Dr Chen described the team approach to tackling penicillin allergy screening, piloted at the Parkland Health and Hospital System in Dallas, here at the American College of Allergy, Asthma & Immunology 2016 Annual Scientific Meeting.
During an 18-month period, a dedicated allergy pharmacist looked over charts flagged by an algorithm developed to pinpoint patients who might need screening. The algorithm looked for patients coming into the hospital who reported a penicillin allergy and prioritized them for testing on the basis of the antibiotics they were receiving and whether they were at high risk for infection and would likely need antibiotics in future.
Of the 252 patients prioritized for testing, a large number had high-risk conditions — 90 patients had diabetes, 36 had HIV, 24 had malignancy, and 13 had immunosuppression.
Penicillin allergy testing was performed with a PRE-PEN skin test antigen, penicillin G skin prick and intradermal test, followed by oral amoxicillin 500 mg. Of the 252 patients tested, 223 (88.5%) were found not to be allergic.
“After a negative test, we educate the patient on the results” and explain to them that they can take penicillin now and into the future, said Dr Chen.
In addition, after a negative test, the penicillin allergy label was removed from the patient’s record. Care teams were then notified of results. In 77 of the 223 cases (34%), patients were switched from alternative beta-lactams to a penicillin or cephalosporin, which reduced the use of vancomycin by 34%, clindamycin by 61%, aztreonam by 68%, carbapenems by 50%, and fluoroquinolones by 36%.
The researchers estimated that this prevented 504 inpatient days and 648 outpatient days on alternative agents.
In addition, five patients (2%) were cleared of their allergy when researchers looked closely at their health record and found previous use of penicillin, despite a label of a penicillin allergy.
“The majority of patients report remote reaction histories, but the label sticks with them throughout their lives despite true allergy resolving with time,” Dr Chen explained. “There’s a misconception about the natural course of drug allergy.”
Simply having the label of penicillin allergy on an electronic medical record is associated with higher rates of infection with Clostridium difficile, methicillin-resistant Staphylococcus aureus, and vancomycin-resistant enterococci, and increased rates of hospitalization. “If we can clarify the allergy status and eliminate some of these complications, that’s the biggest benefit,” he said.
In the study cohort, 19 patients (7.5%) did not complete testing and five (1.9%) tested positive.

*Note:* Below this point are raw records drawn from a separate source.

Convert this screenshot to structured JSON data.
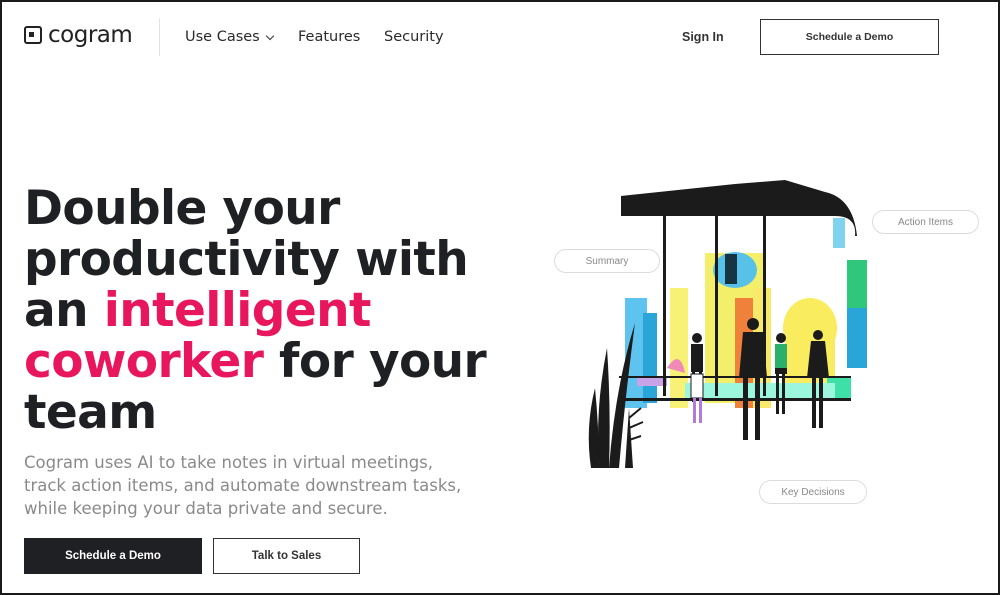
{
  "header": {
    "logo_text": "cogram",
    "nav": {
      "use_cases": "Use Cases",
      "features": "Features",
      "security": "Security"
    },
    "sign_in": "Sign In",
    "schedule_demo": "Schedule a Demo"
  },
  "hero": {
    "headline_1": "Double your productivity with an ",
    "headline_accent": "intelligent coworker",
    "headline_2": " for your team",
    "subtext": "Cogram uses AI to take notes in virtual meetings, track action items, and automate downstream tasks, while keeping your data private and secure.",
    "primary_button": "Schedule a Demo",
    "secondary_button": "Talk to Sales"
  },
  "illustration": {
    "tags": {
      "summary": "Summary",
      "action_items": "Action Items",
      "key_decisions": "Key Decisions"
    }
  },
  "colors": {
    "accent": "#e8175d",
    "dark": "#1f2023",
    "muted_text": "#8a8a8a"
  }
}
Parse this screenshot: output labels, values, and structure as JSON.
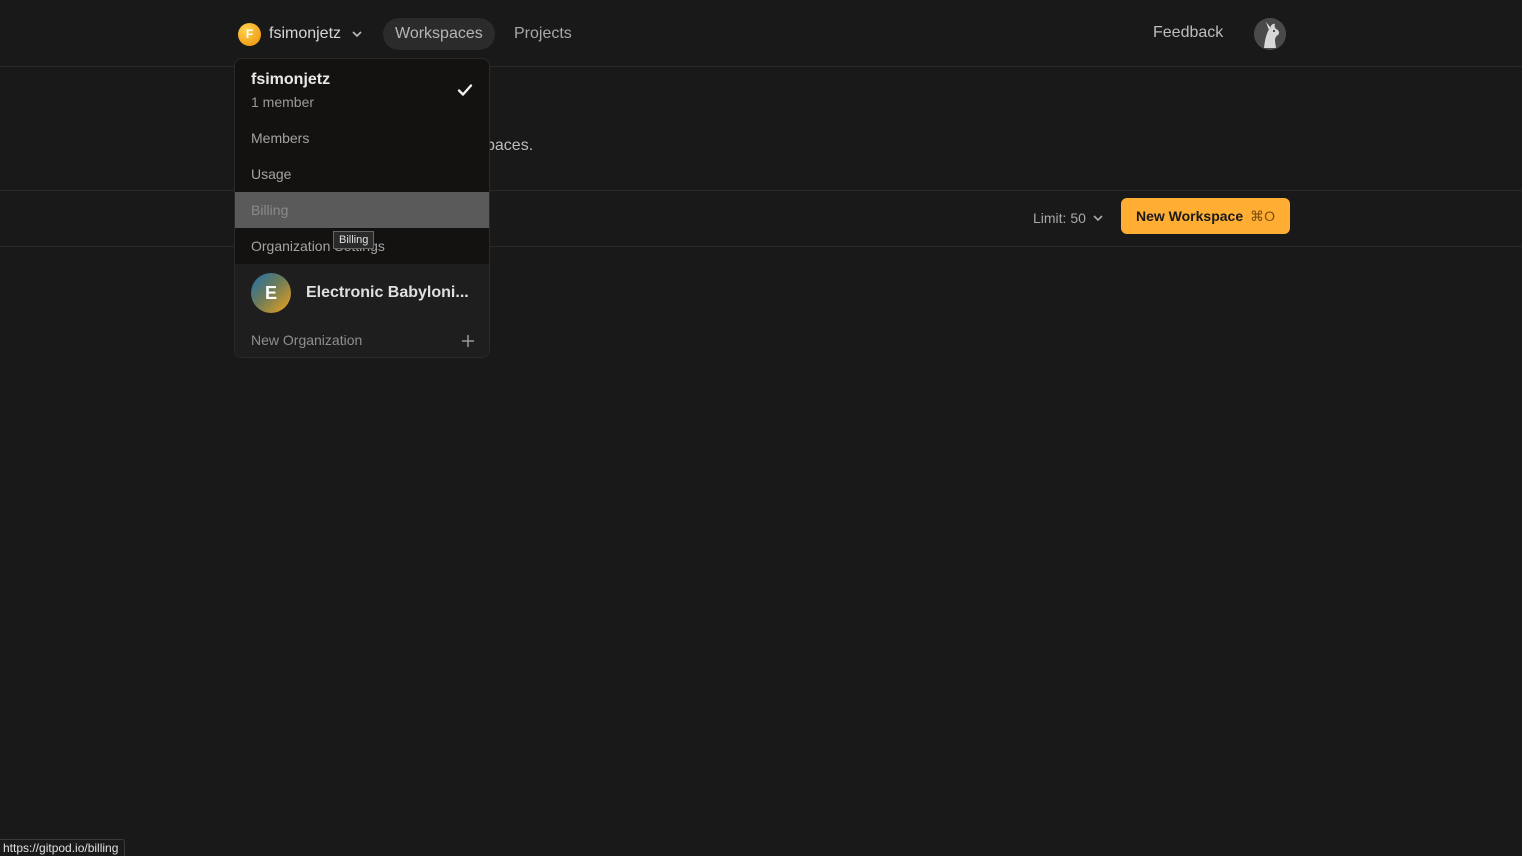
{
  "nav": {
    "org_initial": "F",
    "org_name": "fsimonjetz",
    "tabs": [
      {
        "label": "Workspaces",
        "active": true
      },
      {
        "label": "Projects",
        "active": false
      }
    ],
    "feedback": "Feedback"
  },
  "header": {
    "subtitle_fragment": "paces."
  },
  "toolbar": {
    "limit_label": "Limit: 50",
    "new_workspace_label": "New Workspace",
    "new_workspace_shortcut": "⌘O"
  },
  "dropdown": {
    "current_org": {
      "name": "fsimonjetz",
      "members": "1 member"
    },
    "items": [
      {
        "label": "Members"
      },
      {
        "label": "Usage"
      },
      {
        "label": "Billing",
        "hovered": true
      },
      {
        "label": "Organization Settings"
      }
    ],
    "other_org": {
      "initial": "E",
      "name": "Electronic Babyloni..."
    },
    "new_org_label": "New Organization"
  },
  "tooltip": "Billing",
  "status_url": "https://gitpod.io/billing",
  "colors": {
    "background": "#191919",
    "accent": "#ffae33",
    "hover_item": "#5a5a5a"
  }
}
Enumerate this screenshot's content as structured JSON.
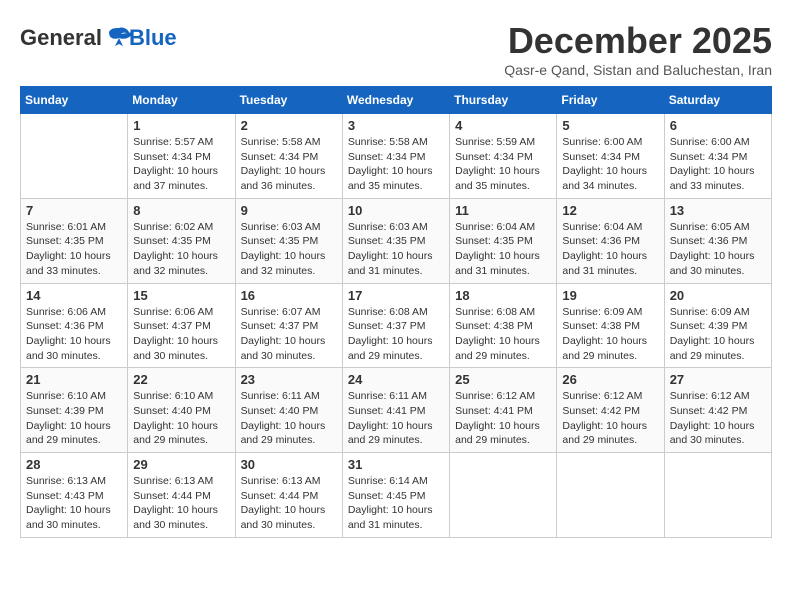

The patients who tested positive had a history of urticaria or angioedema skin reaction with penicillin, associated with itching, which usually resolves within 24 hours, Dr Chen said.
One patient reported having had a reaction in the previous year, two patients in the previous 5 to 9 years, one patient in the previous 10 to 19 years, and one patient in the previous 20 years.
“In our institution, we’re hoping to implement a similar protocol,” said Connie Lin, MD, a fellow at the University of California, Los Angeles. She noted that as well as being important for antimicrobial stewardship, it is also beneficial for cost-effectiveness, because some beta-lactam alternatives are more expensive. “It’s good to know that someone’s already done this successfully. This is a really good model,” she said.
According to the latest guidelines from the Infectious Diseases Society of America and the Society for Healthcare Epidemiology of America, allergy testing is recommended to improve antimicrobial stewardship, but few hospitals have allergist-directed protocols dedicated to this.
“It’s going to take a concerted effort on the part of allergists and all of our colleagues to improve understanding of penicillin allergy testing and how it might offer benefits for antimicrobial stewardship,” Dr Chen explained. “Our model could make a big difference.”